## Homework Equations

Okay, in just normal Cartesian Coord, we have [tex]y - y_0 = f'(x)(x - x_0)[/tex]

So I suspect in parametric form we have something like [tex] r - r_0 = r'(t)(t - t_0)[/tex]

I am a bit unsure about the t - t

_{0}part.

## The Attempt at a Solution

[tex]r'(t) = <-e^{-t}\sin(e^{-t}), -e^{-t}\cos(e^{-t}), -3e^{-t}>[/tex]

So I must find a t corresponding to the point [tex]\left ( \frac{1}{\sqrt{2}}, \frac{1}{\sqrt{2}}, \frac{3\pi}{4} \right)[/tex].
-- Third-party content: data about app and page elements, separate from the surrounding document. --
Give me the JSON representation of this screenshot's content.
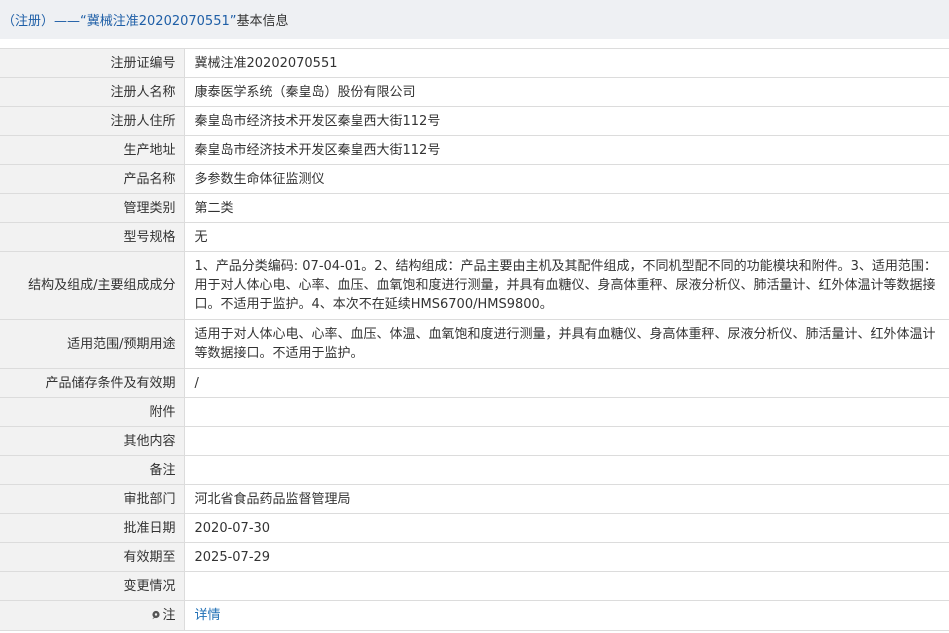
{
  "header": {
    "title_prefix": "（注册）——",
    "title_quoted": "“冀械注准20202070551”",
    "title_suffix": "基本信息"
  },
  "rows": [
    {
      "label": "注册证编号",
      "value": "冀械注准20202070551"
    },
    {
      "label": "注册人名称",
      "value": "康泰医学系统（秦皇岛）股份有限公司"
    },
    {
      "label": "注册人住所",
      "value": "秦皇岛市经济技术开发区秦皇西大街112号"
    },
    {
      "label": "生产地址",
      "value": "秦皇岛市经济技术开发区秦皇西大街112号"
    },
    {
      "label": "产品名称",
      "value": "多参数生命体征监测仪"
    },
    {
      "label": "管理类别",
      "value": "第二类"
    },
    {
      "label": "型号规格",
      "value": "无"
    },
    {
      "label": "结构及组成/主要组成成分",
      "value": "1、产品分类编码: 07-04-01。2、结构组成：产品主要由主机及其配件组成，不同机型配不同的功能模块和附件。3、适用范围：用于对人体心电、心率、血压、血氧饱和度进行测量，并具有血糖仪、身高体重秤、尿液分析仪、肺活量计、红外体温计等数据接口。不适用于监护。4、本次不在延续HMS6700/HMS9800。"
    },
    {
      "label": "适用范围/预期用途",
      "value": "适用于对人体心电、心率、血压、体温、血氧饱和度进行测量，并具有血糖仪、身高体重秤、尿液分析仪、肺活量计、红外体温计等数据接口。不适用于监护。"
    },
    {
      "label": "产品储存条件及有效期",
      "value": "/"
    },
    {
      "label": "附件",
      "value": ""
    },
    {
      "label": "其他内容",
      "value": ""
    },
    {
      "label": "备注",
      "value": ""
    },
    {
      "label": "审批部门",
      "value": "河北省食品药品监督管理局"
    },
    {
      "label": "批准日期",
      "value": "2020-07-30"
    },
    {
      "label": "有效期至",
      "value": "2025-07-29"
    },
    {
      "label": "变更情况",
      "value": ""
    }
  ],
  "note_row": {
    "label": "注",
    "icon": "info-pin-icon",
    "link_text": "详情"
  },
  "colors": {
    "header_bg": "#eef0f3",
    "header_text": "#1f5fa7",
    "label_bg": "#f2f2f2",
    "border": "#dcdcdc",
    "link": "#1f6fb5"
  }
}
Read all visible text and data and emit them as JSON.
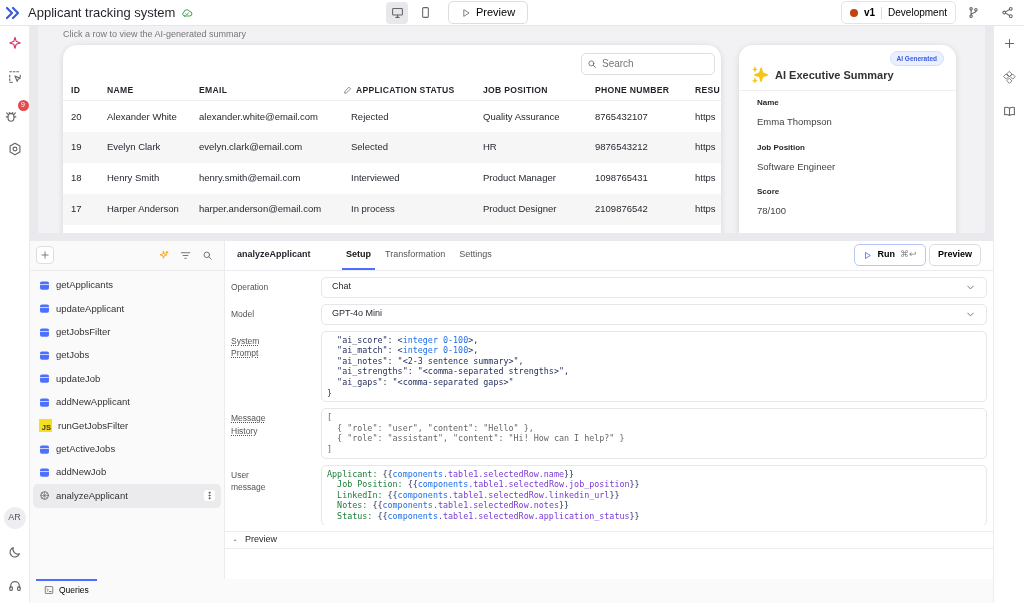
{
  "app": {
    "title": "Applicant tracking system",
    "preview_button": "Preview",
    "version": "v1",
    "environment": "Development"
  },
  "left_rail": {
    "badge": "9",
    "avatar": "AR"
  },
  "canvas": {
    "hint": "Click a row to view the AI-generated summary",
    "table": {
      "search_placeholder": "Search",
      "columns": [
        {
          "label": "ID",
          "editable": false
        },
        {
          "label": "NAME",
          "editable": false
        },
        {
          "label": "EMAIL",
          "editable": false
        },
        {
          "label": "APPLICATION STATUS",
          "editable": true
        },
        {
          "label": "JOB POSITION",
          "editable": false
        },
        {
          "label": "PHONE NUMBER",
          "editable": false
        },
        {
          "label": "RESU",
          "editable": false
        }
      ],
      "rows": [
        [
          "20",
          "Alexander White",
          "alexander.white@email.com",
          "Rejected",
          "Quality Assurance",
          "8765432107",
          "https"
        ],
        [
          "19",
          "Evelyn Clark",
          "evelyn.clark@email.com",
          "Selected",
          "HR",
          "9876543212",
          "https"
        ],
        [
          "18",
          "Henry Smith",
          "henry.smith@email.com",
          "Interviewed",
          "Product Manager",
          "1098765431",
          "https"
        ],
        [
          "17",
          "Harper Anderson",
          "harper.anderson@email.com",
          "In process",
          "Product Designer",
          "2109876542",
          "https"
        ]
      ]
    },
    "summary": {
      "title": "AI Executive Summary",
      "badge": "AI Generated",
      "fields": [
        {
          "label": "Name",
          "value": "Emma Thompson"
        },
        {
          "label": "Job Position",
          "value": "Software Engineer"
        },
        {
          "label": "Score",
          "value": "78/100"
        }
      ]
    }
  },
  "queries": {
    "items": [
      {
        "name": "getApplicants",
        "kind": "db",
        "selected": false
      },
      {
        "name": "updateApplicant",
        "kind": "db",
        "selected": false
      },
      {
        "name": "getJobsFilter",
        "kind": "db",
        "selected": false
      },
      {
        "name": "getJobs",
        "kind": "db",
        "selected": false
      },
      {
        "name": "updateJob",
        "kind": "db",
        "selected": false
      },
      {
        "name": "addNewApplicant",
        "kind": "db",
        "selected": false
      },
      {
        "name": "runGetJobsFilter",
        "kind": "js",
        "js_label": "JS",
        "selected": false
      },
      {
        "name": "getActiveJobs",
        "kind": "db",
        "selected": false
      },
      {
        "name": "addNewJob",
        "kind": "db",
        "selected": false
      },
      {
        "name": "analyzeApplicant",
        "kind": "ai",
        "selected": true
      }
    ],
    "bottom_tab": "Queries"
  },
  "editor": {
    "query_name": "analyzeApplicant",
    "tabs": [
      {
        "label": "Setup",
        "selected": true
      },
      {
        "label": "Transformation",
        "selected": false
      },
      {
        "label": "Settings",
        "selected": false
      }
    ],
    "run_button": "Run",
    "run_shortcut": "⌘↩",
    "preview_button": "Preview",
    "fields": [
      {
        "label": "Operation",
        "kind": "select",
        "value": "Chat"
      },
      {
        "label": "Model",
        "kind": "select",
        "value": "GPT-4o Mini"
      },
      {
        "label": "System Prompt",
        "kind": "code",
        "lines": [
          [
            {
              "t": "  \"ai_score\": <",
              "kind": "plain"
            },
            {
              "t": "integer 0-100",
              "kind": "type"
            },
            {
              "t": ">,",
              "kind": "plain"
            }
          ],
          [
            {
              "t": "  \"ai_match\": <",
              "kind": "plain"
            },
            {
              "t": "integer 0-100",
              "kind": "type"
            },
            {
              "t": ">,",
              "kind": "plain"
            }
          ],
          [
            {
              "t": "  \"ai_notes\": \"<2-3 sentence summary>\",",
              "kind": "plain"
            }
          ],
          [
            {
              "t": "  \"ai_strengths\": \"<comma-separated strengths>\",",
              "kind": "plain"
            }
          ],
          [
            {
              "t": "  \"ai_gaps\": \"<comma-separated gaps>\"",
              "kind": "plain"
            }
          ],
          [
            {
              "t": "}",
              "kind": "plain"
            }
          ]
        ]
      },
      {
        "label": "Message History",
        "kind": "code",
        "lines": [
          [
            {
              "t": "[",
              "kind": "muted"
            }
          ],
          [
            {
              "t": "  { \"role\": \"user\", \"content\": \"Hello\" },",
              "kind": "muted"
            }
          ],
          [
            {
              "t": "  { \"role\": \"assistant\", \"content\": \"Hi! How can I help?\" }",
              "kind": "muted"
            }
          ],
          [
            {
              "t": "]",
              "kind": "muted"
            }
          ]
        ]
      },
      {
        "label": "User message",
        "kind": "code",
        "lines": [
          [
            {
              "t": "Applicant: ",
              "kind": "key"
            },
            {
              "t": "{{",
              "kind": "plain"
            },
            {
              "t": "components",
              "kind": "type"
            },
            {
              "t": ".table1.selectedRow.name",
              "kind": "path"
            },
            {
              "t": "}}",
              "kind": "plain"
            }
          ],
          [
            {
              "t": "  Job Position: ",
              "kind": "key"
            },
            {
              "t": "{{",
              "kind": "plain"
            },
            {
              "t": "components",
              "kind": "type"
            },
            {
              "t": ".table1.selectedRow.job_position",
              "kind": "path"
            },
            {
              "t": "}}",
              "kind": "plain"
            }
          ],
          [
            {
              "t": "  LinkedIn: ",
              "kind": "key"
            },
            {
              "t": "{{",
              "kind": "plain"
            },
            {
              "t": "components",
              "kind": "type"
            },
            {
              "t": ".table1.selectedRow.linkedin_url",
              "kind": "path"
            },
            {
              "t": "}}",
              "kind": "plain"
            }
          ],
          [
            {
              "t": "  Notes: ",
              "kind": "key"
            },
            {
              "t": "{{",
              "kind": "plain"
            },
            {
              "t": "components",
              "kind": "type"
            },
            {
              "t": ".table1.selectedRow.notes",
              "kind": "path"
            },
            {
              "t": "}}",
              "kind": "plain"
            }
          ],
          [
            {
              "t": "  Status: ",
              "kind": "key"
            },
            {
              "t": "{{",
              "kind": "plain"
            },
            {
              "t": "components",
              "kind": "type"
            },
            {
              "t": ".table1.selectedRow.application_status",
              "kind": "path"
            },
            {
              "t": "}}",
              "kind": "plain"
            }
          ]
        ]
      }
    ],
    "preview_label": "Preview"
  }
}
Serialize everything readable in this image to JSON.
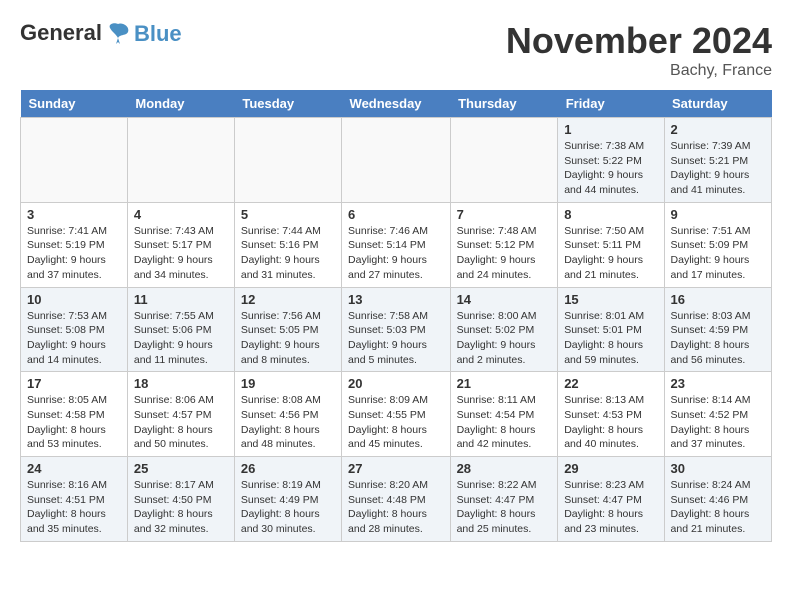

I set [tex]r(t) = \left ( \frac{1}{\sqrt{2}}, \frac{1}{\sqrt{2}}, \frac{3\pi}{4} \right)[/tex]

Solving (well I only need to solve for one of them), I get t = [tex]-ln{\frac{\pi}{4}}[/tex]

Then I evaluated [tex]r'(-ln{\frac{\pi}{4}}) = \frac{-\pi}{4}<\frac{1}{\sqrt{2}}, \frac{1}{\sqrt{2}}, 3>[/tex]

Now the problem is, I don't know how to set up my line. I know I am in Calculus right now and I should know it by now, but I don't so that's why I am here.

Thank you